Erika: Paid search is going to continue to get more and more competitive. It will become more democratised through automation, and more businesses will be able to use it. On top of that, Google will continue creating new SERPs all the time, so we’ll not only be competing with other advertisers but also with the organic space.
There will be more and more integration with other channels, such as Facebook attribution and Google Analytics, and more cross-channel analysis and automation.
Tom: How do you feel about giving over more and more control to Google? Do you trust the model?
Erika: It’s all about understanding the needs of clients and testing the different smart bidding options. Automation works 80% of the time for most clients, but it’s not something that works for everyone.
One example is a travel company offering trips for both Europe and Dubai, who want to prioritise and push Dubai trips. They do not have a CRM integration with Google and can only track conversions rather than revenue. Additionally, leads from across the website fall under the same conversion on Google Ads, which means they cannot create specific destination conversions. When using smart bidding, Google will see a lot of conversions coming from the EU for Europe trips as this is more affordable, and they will prioritise the EU campaigns instead. In this case, the smart-bidding is forcing you to go in one direction when your client won’t benefit – it won’t work for them.

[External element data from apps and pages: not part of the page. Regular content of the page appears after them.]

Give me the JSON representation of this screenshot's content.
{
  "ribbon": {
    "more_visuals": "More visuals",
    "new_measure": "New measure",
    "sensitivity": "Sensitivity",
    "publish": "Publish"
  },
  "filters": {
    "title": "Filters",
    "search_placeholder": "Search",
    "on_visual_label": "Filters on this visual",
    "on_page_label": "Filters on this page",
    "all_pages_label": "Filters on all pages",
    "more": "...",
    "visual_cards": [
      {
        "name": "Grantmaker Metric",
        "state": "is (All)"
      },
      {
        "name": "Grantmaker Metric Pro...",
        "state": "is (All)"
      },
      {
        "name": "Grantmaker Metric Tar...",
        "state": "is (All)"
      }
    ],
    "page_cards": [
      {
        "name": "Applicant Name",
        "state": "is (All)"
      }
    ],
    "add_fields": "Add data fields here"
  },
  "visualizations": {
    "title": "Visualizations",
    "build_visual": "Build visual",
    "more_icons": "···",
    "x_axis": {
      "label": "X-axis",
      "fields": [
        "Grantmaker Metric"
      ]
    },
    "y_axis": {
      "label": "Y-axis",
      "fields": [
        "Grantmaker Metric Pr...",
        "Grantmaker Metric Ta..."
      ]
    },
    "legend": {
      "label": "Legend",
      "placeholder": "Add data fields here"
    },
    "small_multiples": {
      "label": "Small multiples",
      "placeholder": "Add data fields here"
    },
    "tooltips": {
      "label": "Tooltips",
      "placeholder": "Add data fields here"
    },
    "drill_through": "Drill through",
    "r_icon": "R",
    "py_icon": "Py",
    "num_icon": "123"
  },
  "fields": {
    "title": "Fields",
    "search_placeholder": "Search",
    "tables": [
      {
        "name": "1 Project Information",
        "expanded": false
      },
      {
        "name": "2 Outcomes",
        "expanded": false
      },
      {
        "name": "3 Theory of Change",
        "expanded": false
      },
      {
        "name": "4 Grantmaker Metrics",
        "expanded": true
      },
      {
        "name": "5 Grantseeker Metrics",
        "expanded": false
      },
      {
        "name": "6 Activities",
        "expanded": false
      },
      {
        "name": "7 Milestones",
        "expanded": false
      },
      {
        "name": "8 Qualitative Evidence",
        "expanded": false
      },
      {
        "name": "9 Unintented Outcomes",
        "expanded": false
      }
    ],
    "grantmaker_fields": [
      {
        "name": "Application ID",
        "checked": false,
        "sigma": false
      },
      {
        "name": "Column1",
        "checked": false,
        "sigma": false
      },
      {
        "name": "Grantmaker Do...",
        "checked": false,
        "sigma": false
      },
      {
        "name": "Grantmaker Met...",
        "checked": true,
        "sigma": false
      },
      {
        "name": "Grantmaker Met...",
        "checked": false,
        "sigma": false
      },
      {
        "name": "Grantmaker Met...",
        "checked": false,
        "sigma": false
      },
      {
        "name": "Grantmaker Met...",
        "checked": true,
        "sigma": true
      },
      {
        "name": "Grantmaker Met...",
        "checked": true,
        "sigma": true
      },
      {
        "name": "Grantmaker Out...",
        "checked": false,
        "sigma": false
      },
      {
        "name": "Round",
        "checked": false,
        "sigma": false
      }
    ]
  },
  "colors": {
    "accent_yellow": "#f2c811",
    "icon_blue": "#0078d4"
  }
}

On competitive intelligence
Tom: How do you use competitive intelligence to inform your search strategy?
Erika: We use Adthena to help our clients find areas where it’s less competitive for them, in terms of keywords and impression share. In life insurance, for example, it’s very important to keep an eye on what competitors are offering in their ad copy when customers sign up. That way we can make sure our client’s copy and call to action are competitive enough to cut through.
Tom: How can Adthena help you and your clients more in the future?
Erika: I actually wish we were using Adthena on behalf of more of our clients. It’s a really valuable tool for us to understand industry trends and insights, especially in specific sectors such as travel and insurance.
Being able to track what competitors are offering – from visibility on ad copy to understanding which competitors are increasing their investment in digital – informs our strategy for the client as to which direction they should be going.
One of the challenges, as competition gets tougher and clients need to increase their media spend, is that it gets more difficult to recommend an additional budget for solutions like Adthena, even though it delivers ROI back to the client.
ROAST is a full-service digital agency based in London. Fiercely independent, they transform clients’ fortunes through insightful consumer understanding. weareroast.com
More in this digital agency series:
- In conversation with: Lauren Ogundeko at PHD
- In conversation with: Jennifer Miller at Neo Media World
- In conversation with: Matt Boland at ForwardPMX
- In conversation with: Emily van Lierop, VW – PHD Global
Read more agency insights and download the guide ‘Brand Crashers: how to get rid of them and what to do next’ on our hub: Paid Search Insights for Agencies.
If your business has been affected by Coronavirus and you’re uncertain about how to move forward with your search strategy, we’re here to help.